▸ EXERCISE DETAILS: Could you find each line of the data below that contains the word "Test" and copy those lines?

+ + + +

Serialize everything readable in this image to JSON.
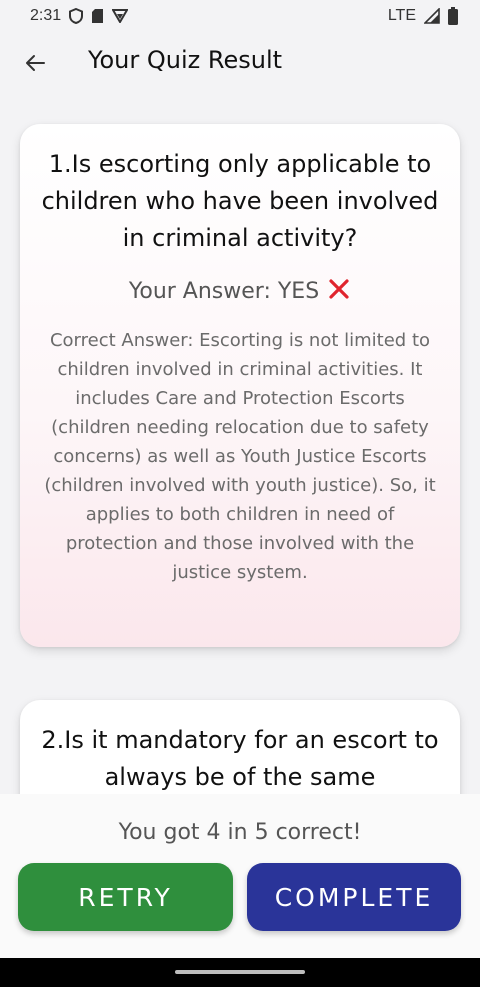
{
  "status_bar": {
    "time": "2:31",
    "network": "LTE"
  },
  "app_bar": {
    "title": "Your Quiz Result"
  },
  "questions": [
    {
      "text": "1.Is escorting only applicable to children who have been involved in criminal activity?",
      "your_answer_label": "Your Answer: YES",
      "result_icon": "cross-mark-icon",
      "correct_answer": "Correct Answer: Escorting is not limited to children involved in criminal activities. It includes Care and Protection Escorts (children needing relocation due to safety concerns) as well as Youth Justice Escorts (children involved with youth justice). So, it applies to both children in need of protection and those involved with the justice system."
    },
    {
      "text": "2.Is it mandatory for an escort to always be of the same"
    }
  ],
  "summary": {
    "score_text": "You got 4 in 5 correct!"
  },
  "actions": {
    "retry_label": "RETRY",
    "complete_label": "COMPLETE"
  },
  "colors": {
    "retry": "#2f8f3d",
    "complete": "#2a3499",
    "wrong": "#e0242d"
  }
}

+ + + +

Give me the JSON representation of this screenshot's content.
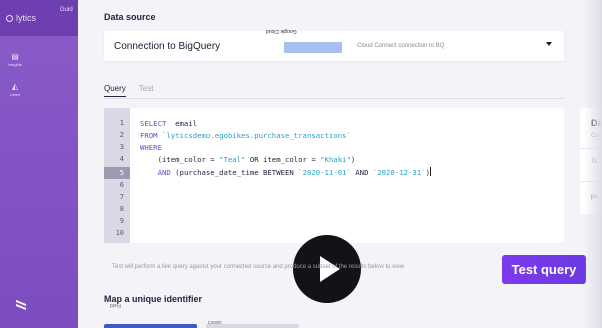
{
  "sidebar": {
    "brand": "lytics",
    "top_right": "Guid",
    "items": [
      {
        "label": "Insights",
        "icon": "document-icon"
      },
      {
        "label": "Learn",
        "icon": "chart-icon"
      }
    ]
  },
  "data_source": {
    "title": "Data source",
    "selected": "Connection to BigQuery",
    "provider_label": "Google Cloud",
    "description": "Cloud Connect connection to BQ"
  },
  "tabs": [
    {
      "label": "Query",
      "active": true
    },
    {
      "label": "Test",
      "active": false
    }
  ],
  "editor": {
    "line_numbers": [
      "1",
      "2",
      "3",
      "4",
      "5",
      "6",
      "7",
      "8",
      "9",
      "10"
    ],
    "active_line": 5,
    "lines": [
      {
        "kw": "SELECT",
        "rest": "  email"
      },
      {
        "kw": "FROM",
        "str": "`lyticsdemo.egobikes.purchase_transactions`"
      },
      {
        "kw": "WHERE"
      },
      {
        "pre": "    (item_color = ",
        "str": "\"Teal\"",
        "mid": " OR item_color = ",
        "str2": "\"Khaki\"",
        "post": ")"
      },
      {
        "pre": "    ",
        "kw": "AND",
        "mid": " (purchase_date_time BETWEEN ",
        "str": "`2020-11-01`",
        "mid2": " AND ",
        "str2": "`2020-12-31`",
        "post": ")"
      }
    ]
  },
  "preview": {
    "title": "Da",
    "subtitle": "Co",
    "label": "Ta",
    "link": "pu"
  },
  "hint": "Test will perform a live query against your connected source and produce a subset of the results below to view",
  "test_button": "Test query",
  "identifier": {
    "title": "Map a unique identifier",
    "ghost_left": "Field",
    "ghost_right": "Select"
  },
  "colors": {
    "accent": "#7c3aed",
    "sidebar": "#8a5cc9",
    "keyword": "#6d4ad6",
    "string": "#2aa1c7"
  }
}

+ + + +

▸ RESPONSE TO THE TASK:
      "label": "Test",
  "hint": "Test will perform a live query against your connected source and produce a subset of the results below to view",
  "test_button": "Test query",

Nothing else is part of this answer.